KeyMander Review: Xbox One, 360, PS3 cheating made easy

To be clear before we begin, no amount of finesse is going to make you cheating in a game "right." Instead whilst reviewing the KeyMander here today, we're going to go ahead and assume you're OK with breaking the rules, or at least bending them a little bit.

This KeyMander hardware is not the first such device we've reviewed for a gaming console. Back in March, we reviewed the ControllerMAX gaming controller converter, there suggesting that the idea that it'd be perfect for your everyday controller switching to be greatly overblown.
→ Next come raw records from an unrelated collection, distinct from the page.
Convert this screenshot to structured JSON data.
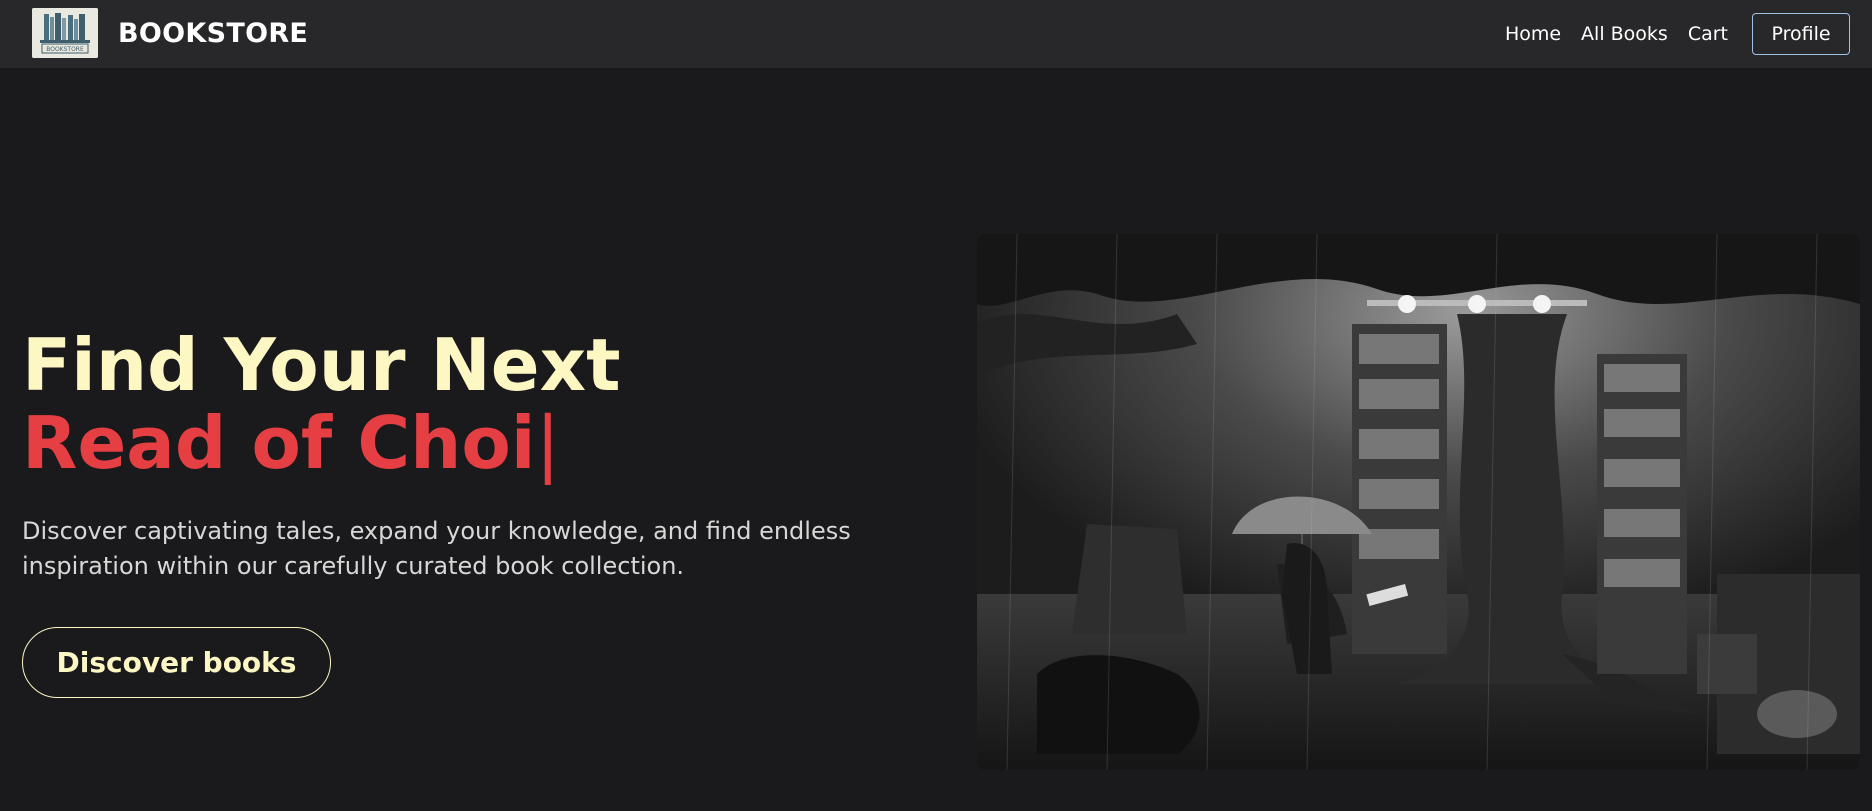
{
  "navbar": {
    "logo_text": "BOOKSTORE",
    "brand": "BOOKSTORE",
    "links": [
      "Home",
      "All Books",
      "Cart"
    ],
    "profile_label": "Profile"
  },
  "hero": {
    "title_line1": "Find Your Next",
    "title_line2": "Read of Choi",
    "cursor": "|",
    "description": "Discover captivating tales, expand your knowledge, and find endless inspiration within our carefully curated book collection.",
    "cta_label": "Discover books"
  },
  "colors": {
    "background": "#1a1a1c",
    "navbar": "#28282a",
    "accent_cream": "#fdf7c3",
    "accent_red": "#e53f44",
    "profile_border": "#9fc2e6"
  },
  "icons": [
    "bookstore-logo-icon"
  ]
}
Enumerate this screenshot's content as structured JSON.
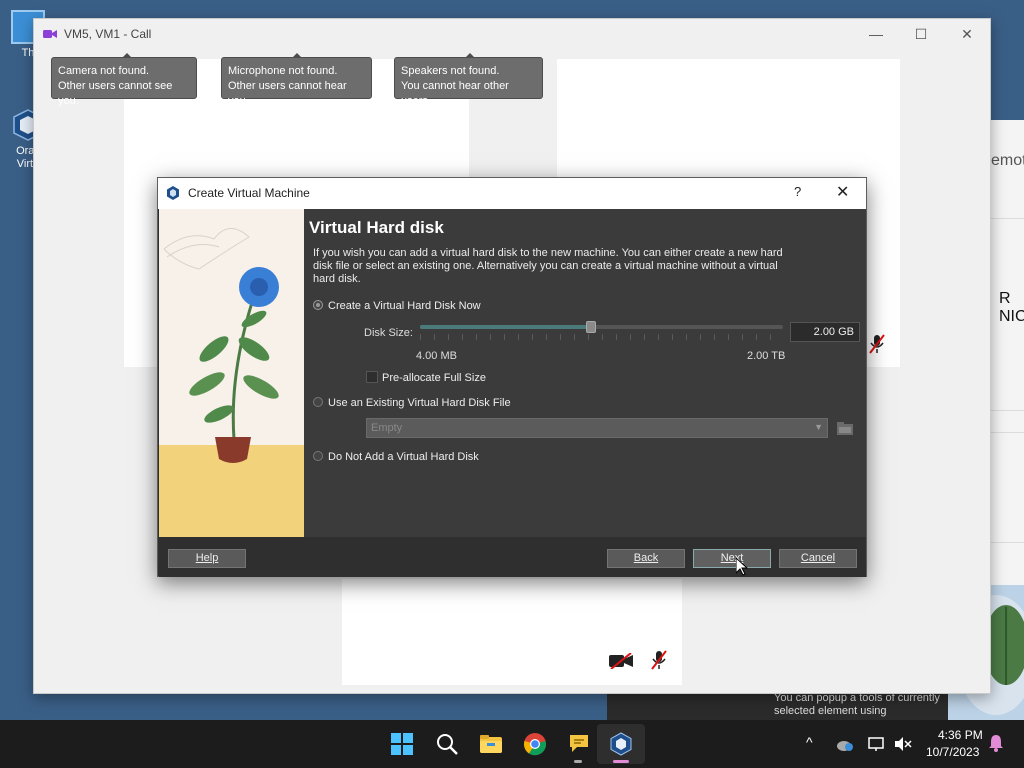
{
  "desktop": {
    "icons": [
      {
        "label": "Th"
      },
      {
        "label": "Orac Virtu"
      }
    ]
  },
  "background_window": {
    "partial_text_1": "emot",
    "partial_text_2": "R NIC",
    "tooltip_text": "You can popup a tools of currently selected element using"
  },
  "call_window": {
    "title": "VM5, VM1 - Call",
    "controls": {
      "minimize": "—",
      "maximize": "☐",
      "close": "✕"
    },
    "notices": [
      {
        "line1": "Camera not found.",
        "line2": "Other users cannot see you."
      },
      {
        "line1": "Microphone not found.",
        "line2": "Other users cannot hear you."
      },
      {
        "line1": "Speakers not found.",
        "line2": "You cannot hear other users."
      }
    ]
  },
  "dialog": {
    "title": "Create Virtual Machine",
    "help_glyph": "?",
    "close_glyph": "✕",
    "heading": "Virtual Hard disk",
    "description": "If you wish you can add a virtual hard disk to the new machine. You can either create a new hard disk file or select an existing one. Alternatively you can create a virtual machine without a virtual hard disk.",
    "options": {
      "create_now": "Create a Virtual Hard Disk Now",
      "use_existing": "Use an Existing Virtual Hard Disk File",
      "do_not_add": "Do Not Add a Virtual Hard Disk"
    },
    "selected_option": "create_now",
    "disk_size_label": "Disk Size:",
    "disk_size_value": "2.00 GB",
    "slider_fraction": 0.47,
    "range_min": "4.00 MB",
    "range_max": "2.00 TB",
    "preallocate_label": "Pre-allocate Full Size",
    "preallocate_checked": false,
    "existing_file_value": "Empty",
    "buttons": {
      "help": "Help",
      "back": "Back",
      "next": "Next",
      "cancel": "Cancel"
    }
  },
  "taskbar": {
    "apps": [
      "start-icon",
      "search-icon",
      "file-explorer-icon",
      "chrome-icon",
      "chat-icon",
      "virtualbox-icon"
    ],
    "clock_time": "4:36 PM",
    "clock_date": "10/7/2023"
  }
}
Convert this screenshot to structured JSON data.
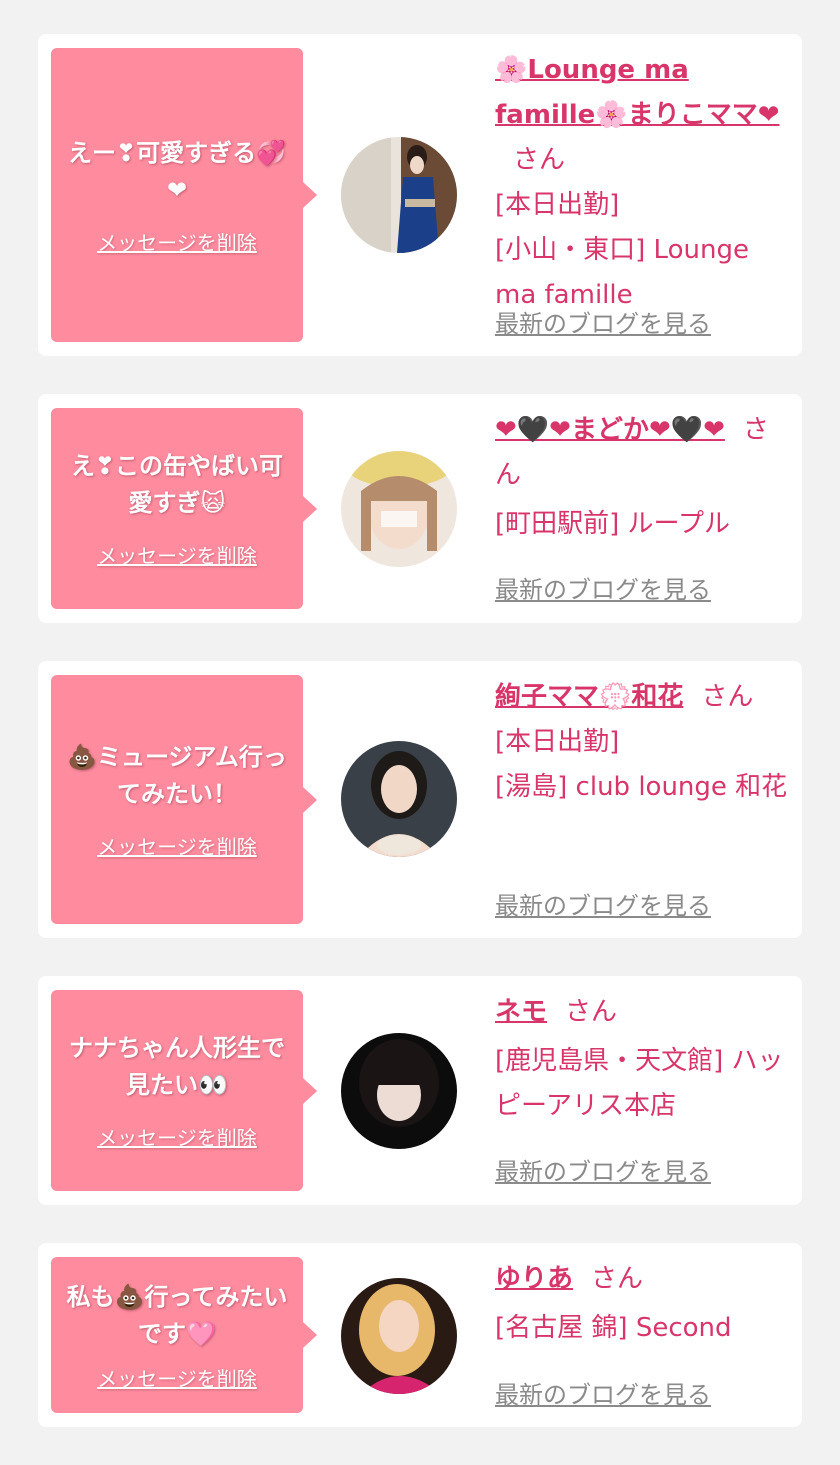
{
  "delete_label": "メッセージを削除",
  "blog_label": "最新のブログを見る",
  "san_label": "さん",
  "colors": {
    "background": "#f2f2f2",
    "card": "#ffffff",
    "bubble": "#fe8b9e",
    "accent": "#d8356a",
    "link_gray": "#8a8a8a"
  },
  "cards": [
    {
      "message": "えー❣可愛すぎる💞❤",
      "name": "🌸Lounge ma famille🌸まりこママ❤",
      "status": "[本日出勤]",
      "location": "[小山・東口] Lounge ma famille",
      "avatar_icon": "kimono-woman-avatar"
    },
    {
      "message": "え❣この缶やばい可愛すぎ🙀",
      "name": "❤🖤❤まどか❤🖤❤",
      "status": "",
      "location": "[町田駅前] ループル",
      "avatar_icon": "woman-avatar"
    },
    {
      "message": "💩ミュージアム行ってみたい！",
      "name": "絢子ママ💮和花",
      "status": "[本日出勤]",
      "location": "[湯島] club lounge 和花",
      "avatar_icon": "woman-avatar"
    },
    {
      "message": "ナナちゃん人形生で見たい👀",
      "name": "ネモ",
      "status": "",
      "location": "[鹿児島県・天文館] ハッピーアリス本店",
      "avatar_icon": "woman-avatar"
    },
    {
      "message": "私も💩行ってみたいです🩷",
      "name": "ゆりあ",
      "status": "",
      "location": "[名古屋 錦] Second",
      "avatar_icon": "blonde-woman-avatar"
    }
  ]
}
In fact it did what it said it would do, but it wasn't very user-friendly.

If the ControllerMAX was made for those that like to sacrifice ease of use for pocket-friendly device sizing, KeyMander is made for those that want a professional (albeit less-than-honorable as the rest) solution.

KeyMander is about the size of a couple of strudels, or Pop-Tarts if you prefer. It's encased in a very light – but extremely solid – black metal, and it's clear what you need to do to use it right out of the box. You connect the device to a power source with one mini-USB, then begin connecting controllers.

One microUSB cord must start at KeyMander and end at the Xbox One, Xbox 360, or PlayStation 3 (not 4 yet, but soon). You'll also connect an Xbox One wireless controller to the front of KeyMander with a standard micro-USB cord, alongside your keyboard and mouse.

Then you just start to play. While some games don't support the mouse and keyboard monstrosity you create here, most do. What you're about to see is some Titanfall gameplay done with KeyMander to demonstrate the sensitivity in the system.

Note above that we're not necessarily trying to dominate our opponents, but testing out the sensitivity of the setup. Moves are entirely smooth, as we found out, and controlling our pilot in-game became a lot more akin to PC controls than they did Xbox One.

That's not to say KeyMander is perfect. You're still relying on a system which pings from your keyboard and mouse to the controller to the console, which means you're not going to have the same sensitivity as you would with a straight mouse/keyboard connection to a PC. This setup does, on the other hand, allow you to play much more naturally if you're used to your PC and plan on playing on PS3 or Xbox One.

KeyMander will cost you a hefty $99.95 USD, not a small price to pay for the ability to switch your accessories. If the idea of playing Xbox One, Xbox 360, and PlayStation 3 games with a keyboard an mouse is the most exciting thing you've heard about your console in your whole life, this is the gear you'll be all about. We've found no better solution for just that unique a setup.

Note also that Xbox One, PlayStation 3, and Xbox 360 are all available right off the bat, just so long as you're able to plug in to a Windows PC and upgrade the firmware for your Keymander. We've been assured by the folks behind Keymander that PlayStation 4 compatibility will be integrated "later this year."